This analysis isn’t done in a vacuum of course. Proper benchmarking and evaluation are an important topic in literature, especially when it comes to reporting results in academic papers. Georges at al. (2007) have long advocated for using statistically rigorous methods for evaluating just-in-time compiled systems. Their proposed methodology includes to take the mean per invocation for the iterations after a certain warmup cut off. Though, they use also confidence intervals and the coefficient of variance, which I haven’t done here. Interestingly they report a maximum difference of 20% between the minimum and maximum for benchmarks at peak performance. The benchmarks I am using on SOMns seem to show higher differences. Georges at al. also provided JavaStat, a tool to automatically determine the necessary number of benchmark iterations to reach a desired confidence interval width.
Kalibera and Jones (2013) expand on the work by investigating how to do rigorous benchmarks in reasonable time. They advocate for the use of effect size confidence intervals as well as a visual approach to determine that measurements are independent of each other. They also look at the variation between invocations, which at least for one benchmark was 30%. This lead them to propose a way to determine how many iterations and invocations one would need to achieve a desired precision. In an earlier paper they went into the underlying technical details.
More recently, Barrett et al. looked into one of the underlying assumptions we typically have: we hope our systems reach a steady state. Spoiler: they often don’t. They use Krun to control the system on which the benchmarks are executed to minimize interference coming from the operating system and hardware. The work concludes with useful suggestions about sizing experiments, similar to what Kalibera and Jones did. They suggest to use at the very least 10 invocations, where 15 should give reliable results.
Bulej et al. (2020) investigate how to benchmark in noisy environments such as multitenant cloud servers. They propose an approach that carefully synchronizes the execution of the pairs of systems to be compared. This seems to reduce the size of their bootstrap confidence intervals significantly.
The aforementioned literature lays a foundation for statistically rigorous work. I have been adhering to at least some of the suggestions to ensure reliable results in my own papers. However, none of these approaches help me with my day-to-day engineering needs. Even doing 5 or 10 invocations for each benchmark result in overall run times of the benchmarking job that make them too slow for good usability.
From the data it is evident that the compilation threshold is clearly observable. The first step will be to reduce it and hope that this will lead to better results. A very quick and dirty run with the benchmarking settings I have been using didn’t indicate any significant improvements, but a full run is still in progress.
Another knob to be turned are the benchmark parameters. Benchmarks such as Vacation have very short iteration times, which makes them susceptible to noise.
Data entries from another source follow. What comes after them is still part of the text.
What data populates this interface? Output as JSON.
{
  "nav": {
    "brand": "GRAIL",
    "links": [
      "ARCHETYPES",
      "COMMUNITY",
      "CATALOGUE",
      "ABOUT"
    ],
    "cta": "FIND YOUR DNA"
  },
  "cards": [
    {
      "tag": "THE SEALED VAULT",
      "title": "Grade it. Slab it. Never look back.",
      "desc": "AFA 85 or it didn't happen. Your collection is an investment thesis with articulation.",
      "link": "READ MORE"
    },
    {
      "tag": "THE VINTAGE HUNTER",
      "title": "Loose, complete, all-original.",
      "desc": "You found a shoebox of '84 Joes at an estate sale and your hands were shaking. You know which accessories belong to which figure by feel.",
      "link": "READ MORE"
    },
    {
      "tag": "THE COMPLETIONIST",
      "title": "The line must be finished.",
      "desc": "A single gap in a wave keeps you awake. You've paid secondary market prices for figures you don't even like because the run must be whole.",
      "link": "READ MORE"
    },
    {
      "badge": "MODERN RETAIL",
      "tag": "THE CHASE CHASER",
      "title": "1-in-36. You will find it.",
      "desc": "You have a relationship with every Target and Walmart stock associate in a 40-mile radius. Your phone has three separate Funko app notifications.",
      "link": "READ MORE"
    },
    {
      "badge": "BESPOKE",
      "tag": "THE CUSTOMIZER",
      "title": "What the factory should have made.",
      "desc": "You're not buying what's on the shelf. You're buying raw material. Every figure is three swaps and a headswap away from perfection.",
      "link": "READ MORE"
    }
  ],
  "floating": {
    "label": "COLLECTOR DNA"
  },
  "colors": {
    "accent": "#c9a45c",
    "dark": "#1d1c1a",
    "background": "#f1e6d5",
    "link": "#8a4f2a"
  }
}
And, then, there are the strange things, for instance with IntegerLoop, which need to be investigated, and possibly reveal engineering issues.
Since SOMns uses Truffle and Graal, using libgraal may further improve things. It would hopefully avoid interference from the compiler being compiled at run time. Similarly, perhaps there are a few simple things to be stolen from Krun that could reduce the environmental noise.
And there are probably, a hundred other things I could try.
If you got suggestions, tips and tricks, comments, questions, or complains, you can find me over on Twitter @smarr.